▶ Work instructions: Omitting the pictures, print every line below exactly as it stands.

▶ Supplied entries:
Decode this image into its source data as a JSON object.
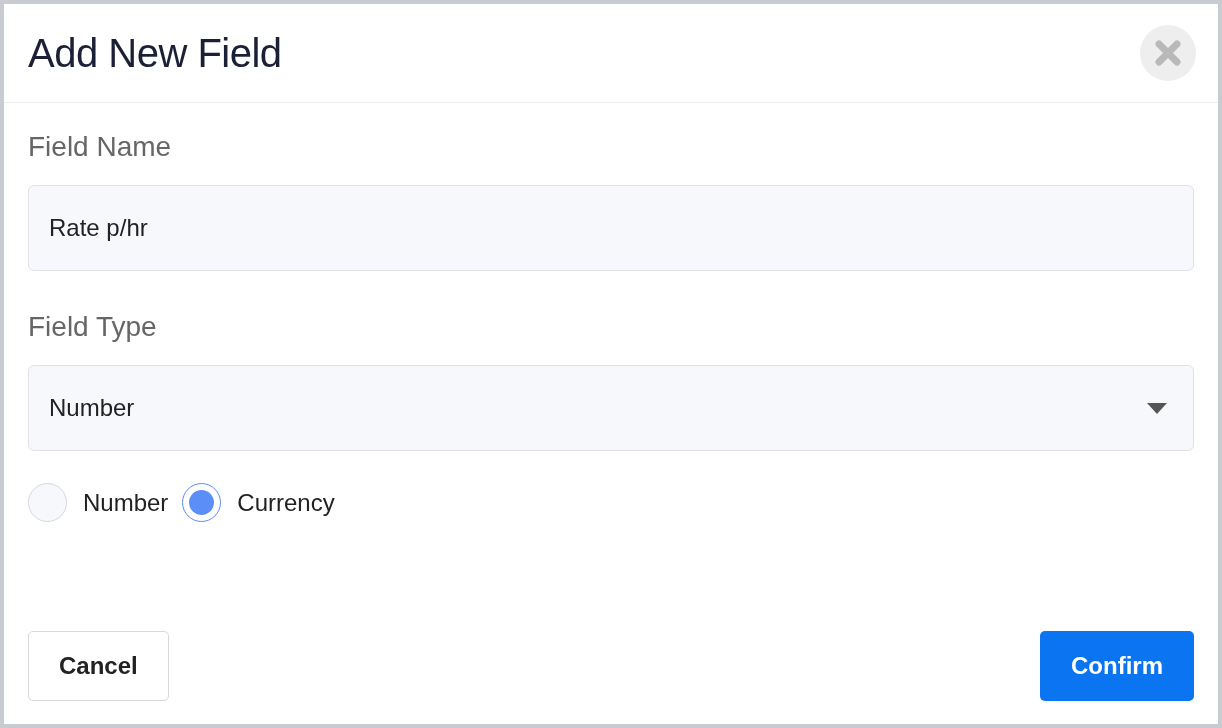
{
  "dialog": {
    "title": "Add New Field"
  },
  "fields": [
    {
      "label": "Field Name",
      "kind": "text",
      "value": "Rate p/hr"
    },
    {
      "label": "Field Type",
      "kind": "select",
      "value": "Number"
    }
  ],
  "format_options": [
    {
      "label": "Number",
      "selected": false
    },
    {
      "label": "Currency",
      "selected": true
    }
  ],
  "buttons": [
    {
      "label": "Cancel",
      "kind": "secondary"
    },
    {
      "label": "Confirm",
      "kind": "primary"
    }
  ]
}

▶ Your solution:
Decode this image into its source data as a JSON object.
{
  "dialog": {
    "title": "Add New Field"
  },
  "fields": [
    {
      "label": "Field Name",
      "kind": "text",
      "value": "Rate p/hr"
    },
    {
      "label": "Field Type",
      "kind": "select",
      "value": "Number"
    }
  ],
  "format_options": [
    {
      "label": "Number",
      "selected": false
    },
    {
      "label": "Currency",
      "selected": true
    }
  ],
  "buttons": [
    {
      "label": "Cancel",
      "kind": "secondary"
    },
    {
      "label": "Confirm",
      "kind": "primary"
    }
  ]
}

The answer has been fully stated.